WHAT THE TASK ASKS
Whichever lines include the word "selected", copy them as they appear in the data.

=== GIVEN DATA ===

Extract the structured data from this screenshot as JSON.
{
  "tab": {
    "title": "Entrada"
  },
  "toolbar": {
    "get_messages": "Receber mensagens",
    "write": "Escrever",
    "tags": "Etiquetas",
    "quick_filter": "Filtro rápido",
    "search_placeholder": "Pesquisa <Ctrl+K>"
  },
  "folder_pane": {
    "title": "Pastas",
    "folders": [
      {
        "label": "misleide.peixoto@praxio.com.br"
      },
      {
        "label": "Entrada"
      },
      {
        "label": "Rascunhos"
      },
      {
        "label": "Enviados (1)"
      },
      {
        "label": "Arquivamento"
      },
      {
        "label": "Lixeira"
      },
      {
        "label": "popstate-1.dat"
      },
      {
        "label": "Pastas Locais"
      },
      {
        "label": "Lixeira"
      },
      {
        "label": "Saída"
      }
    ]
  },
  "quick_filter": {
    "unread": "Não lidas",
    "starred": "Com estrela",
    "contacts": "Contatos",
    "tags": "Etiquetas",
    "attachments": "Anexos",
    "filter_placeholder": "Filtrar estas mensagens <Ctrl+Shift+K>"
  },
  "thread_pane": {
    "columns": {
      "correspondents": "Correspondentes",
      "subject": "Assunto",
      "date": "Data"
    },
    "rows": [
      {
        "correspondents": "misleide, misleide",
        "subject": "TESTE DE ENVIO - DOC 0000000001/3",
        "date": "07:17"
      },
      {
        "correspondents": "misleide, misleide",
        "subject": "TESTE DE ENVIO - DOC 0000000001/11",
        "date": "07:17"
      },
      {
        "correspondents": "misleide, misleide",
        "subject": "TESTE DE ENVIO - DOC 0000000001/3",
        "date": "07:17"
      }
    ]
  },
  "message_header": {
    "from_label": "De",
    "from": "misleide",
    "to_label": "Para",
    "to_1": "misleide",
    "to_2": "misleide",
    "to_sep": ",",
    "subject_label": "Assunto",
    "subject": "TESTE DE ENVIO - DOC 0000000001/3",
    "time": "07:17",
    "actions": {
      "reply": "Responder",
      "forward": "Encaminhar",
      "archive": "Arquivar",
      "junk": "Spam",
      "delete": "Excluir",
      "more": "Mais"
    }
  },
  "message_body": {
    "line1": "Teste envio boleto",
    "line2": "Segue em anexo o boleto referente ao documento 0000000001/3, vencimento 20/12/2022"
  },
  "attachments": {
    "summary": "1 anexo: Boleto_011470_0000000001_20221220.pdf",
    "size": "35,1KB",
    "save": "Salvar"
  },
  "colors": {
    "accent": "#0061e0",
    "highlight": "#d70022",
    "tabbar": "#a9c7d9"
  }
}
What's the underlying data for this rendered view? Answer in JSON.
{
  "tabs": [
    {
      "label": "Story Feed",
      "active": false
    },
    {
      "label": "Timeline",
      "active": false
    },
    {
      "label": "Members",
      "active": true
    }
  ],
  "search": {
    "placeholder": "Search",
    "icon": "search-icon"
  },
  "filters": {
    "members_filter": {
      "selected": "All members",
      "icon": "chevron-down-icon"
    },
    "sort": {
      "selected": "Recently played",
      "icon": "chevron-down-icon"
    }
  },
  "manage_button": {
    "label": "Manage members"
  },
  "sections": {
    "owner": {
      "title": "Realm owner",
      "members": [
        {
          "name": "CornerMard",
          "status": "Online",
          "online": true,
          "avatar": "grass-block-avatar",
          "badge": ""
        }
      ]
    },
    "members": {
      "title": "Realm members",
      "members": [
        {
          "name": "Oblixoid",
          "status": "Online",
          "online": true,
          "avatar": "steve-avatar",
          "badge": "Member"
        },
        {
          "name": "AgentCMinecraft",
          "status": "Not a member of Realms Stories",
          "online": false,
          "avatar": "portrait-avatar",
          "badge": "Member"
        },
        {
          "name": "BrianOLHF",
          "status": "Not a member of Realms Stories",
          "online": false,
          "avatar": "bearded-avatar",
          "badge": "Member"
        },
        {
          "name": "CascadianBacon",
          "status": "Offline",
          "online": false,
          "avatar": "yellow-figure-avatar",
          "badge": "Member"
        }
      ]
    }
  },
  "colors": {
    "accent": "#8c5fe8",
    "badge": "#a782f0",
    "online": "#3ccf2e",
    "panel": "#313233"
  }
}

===

SOLUTION
      "selected": "All members",
      "selected": "Recently played",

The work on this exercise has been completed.